Over the past few months, I have been learning about sales processes at different companies. I have talked to people from companies of many different shapes and sizes, learning about simple sales processes, complex sales processes, and everything in between.
Curtact is a project designed to help shed transparency on how B2B companies operate.
When I first started Curtact, my goal was to build software to help people sell better (You can still find the original minimum viable product at Curtact.com/legacy). I wanted to learn as much about sales as possible, so I emailed everyone I know that works in sales.
My goal was to find a part of the sales process that looked like it needed to be fixed or improved upon. When I spoke with friends, I asked them about their job. I asked them about their day to day activities. I asked them what kept them up at night and what part of their job could be improved.

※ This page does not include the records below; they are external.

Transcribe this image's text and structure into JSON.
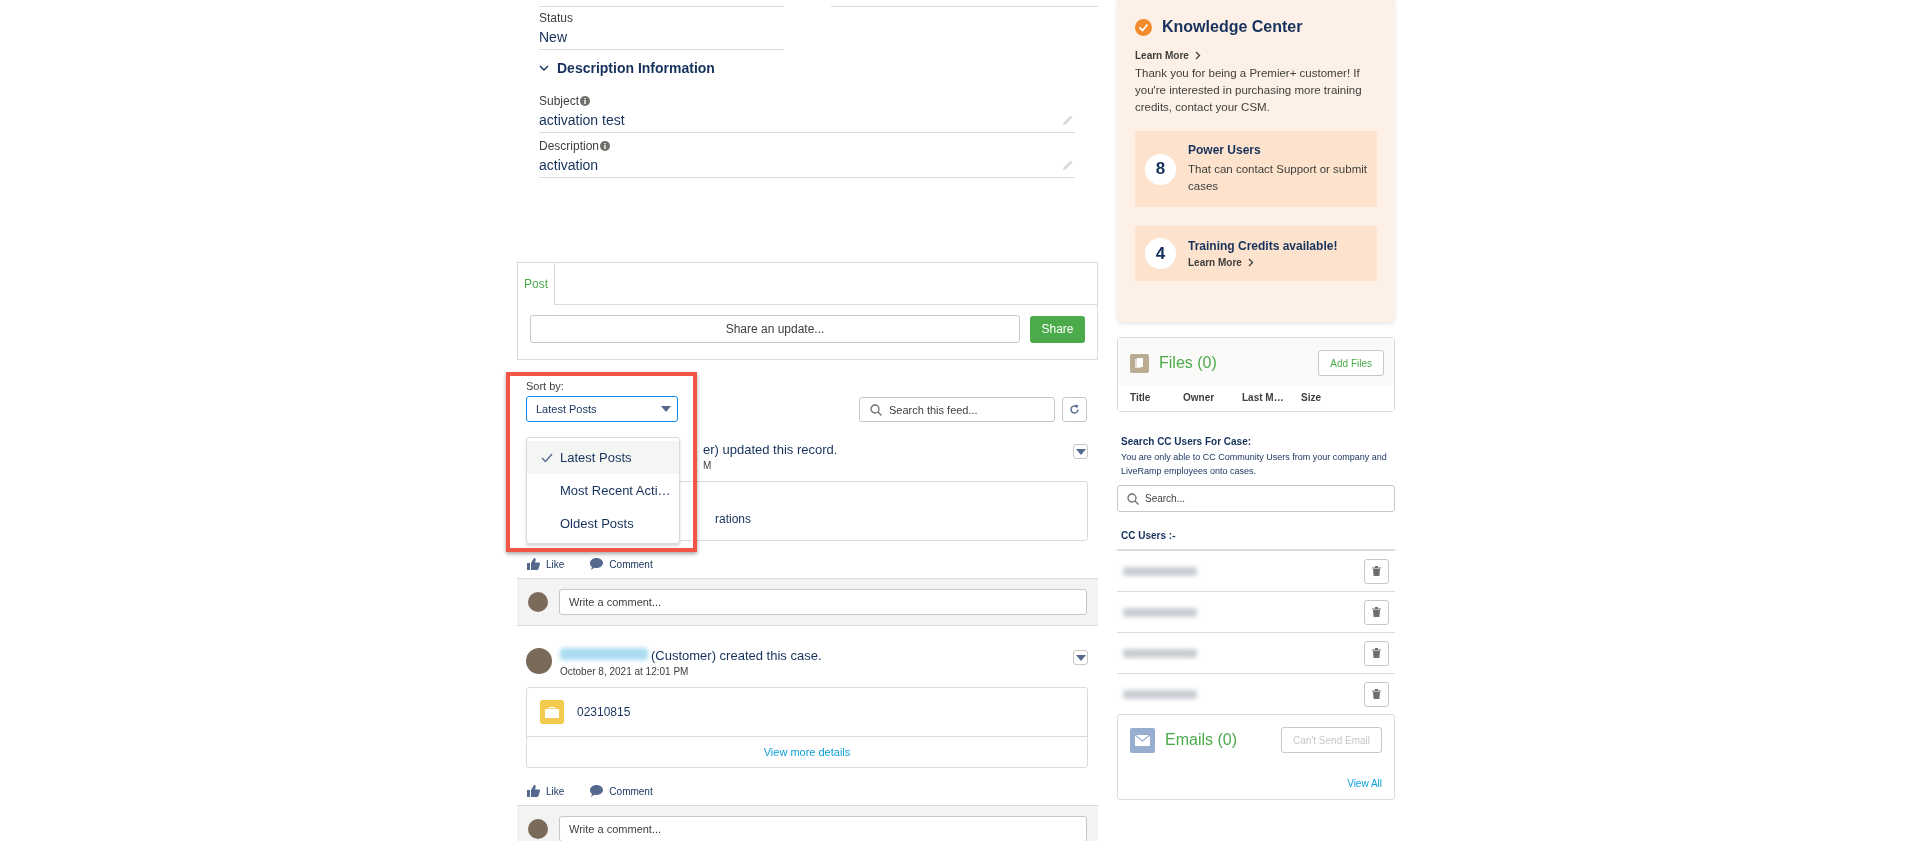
{
  "record": {
    "fields": [
      {
        "label": "Status",
        "value": "New",
        "info": false,
        "editable": false
      }
    ],
    "section": {
      "title": "Description Information",
      "expanded": true,
      "fields": [
        {
          "label": "Subject",
          "value": "activation test",
          "info": true,
          "editable": true
        },
        {
          "label": "Description",
          "value": "activation",
          "info": true,
          "editable": true
        }
      ]
    }
  },
  "publisher": {
    "tabs": [
      {
        "label": "Post",
        "selected": true
      }
    ],
    "placeholder": "Share an update...",
    "button": "Share"
  },
  "feed": {
    "sort_label": "Sort by:",
    "sort_value": "Latest Posts",
    "sort_open": true,
    "sort_options": [
      {
        "label": "Latest Posts",
        "selected": true
      },
      {
        "label": "Most Recent Acti…",
        "selected": false
      },
      {
        "label": "Oldest Posts",
        "selected": false
      }
    ],
    "search_placeholder": "Search this feed...",
    "posts": [
      {
        "kind": "update",
        "header": "er) updated this record.",
        "time": "M",
        "attachment": "rations",
        "actions": [
          "Like",
          "Comment"
        ],
        "comment_placeholder": "Write a comment..."
      },
      {
        "kind": "created",
        "header": "(Customer) created this case.",
        "time": "October 8, 2021 at 12:01 PM",
        "attachment": "02310815",
        "details_link": "View more details",
        "actions": [
          "Like",
          "Comment"
        ],
        "comment_placeholder": "Write a comment..."
      }
    ]
  },
  "knowledge": {
    "title": "Knowledge Center",
    "learn_more": "Learn More",
    "message": "Thank you for being a Premier+ customer! If you're interested in purchasing more training credits, contact your CSM.",
    "stats": [
      {
        "kind": "text",
        "number": "8",
        "title": "Power Users",
        "text": "That can contact Support or submit cases"
      },
      {
        "kind": "link",
        "number": "4",
        "title": "Training Credits available!",
        "text": "Learn More"
      }
    ]
  },
  "files": {
    "title": "Files (0)",
    "button": "Add Files",
    "columns": [
      "Title",
      "Owner",
      "Last M…",
      "Size"
    ]
  },
  "cc": {
    "title": "Search CC Users For Case:",
    "note": "You are only able to CC Community Users from your company and LiveRamp employees onto cases.",
    "search_placeholder": "Search...",
    "list_title": "CC Users :-",
    "users": [
      {
        "kind": "blurred"
      },
      {
        "kind": "blurred"
      },
      {
        "kind": "blurred"
      },
      {
        "kind": "blurred"
      }
    ]
  },
  "emails": {
    "title": "Emails (0)",
    "button": "Can't Send Email",
    "button_disabled": true,
    "link": "View All"
  }
}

When I was looking for ways to help companies solve problems in their sales’ processes, I came up empty—but decided to keep talking to companies anyway because I’m fascinated by the sales process. Sales is results orientated. You either succeed or you don’t. And it’s so different at different companies, but when you boil it down, you have to build a relationship with someone to show them how your product could improve their problems, and then you have to take their money. This is sales at it’s core—learned by even the youngest person when they are selling lemonade, or girl scout cookies, or candy bars.
When talking to companies, I encountered many pain-points—but for each salesperson, these pain-points were different. There wasn’t one clear problem that I should solve. After all of these conversations, the main lesson I learned is that B2B companies are not created equal. The sales process will be different based on every company’s customer, industry, price point, and stage of the company.
At first, I didn’t think anything would come of those initial conversations, but, after some thought, I realized that I shouldn’t keep all this information to myself—instead, I should share these stories with the world.
Maybe it’s because I don’t work in sales. Maybe it’s because I tried to start companies in the past, but failed because I wasn’t great at selling. Maybe I just like hearing about the work other people do. To be honest, I’m not really sure why I find these stories interesting, but I do.
Over the next few weeks, I will be blogging about how companies sell.
I want to answer questions like:
- What does the typical sales process look like at different companies?
- Do companies still cold call?
- Is cold email the wave of the future?
- What the hell is an SDR?
- What does it take to be a good sales person?
- What are the best sales podcasts to listen to?
- What is the best sales stack?
These are how companies sell. This is Curtact.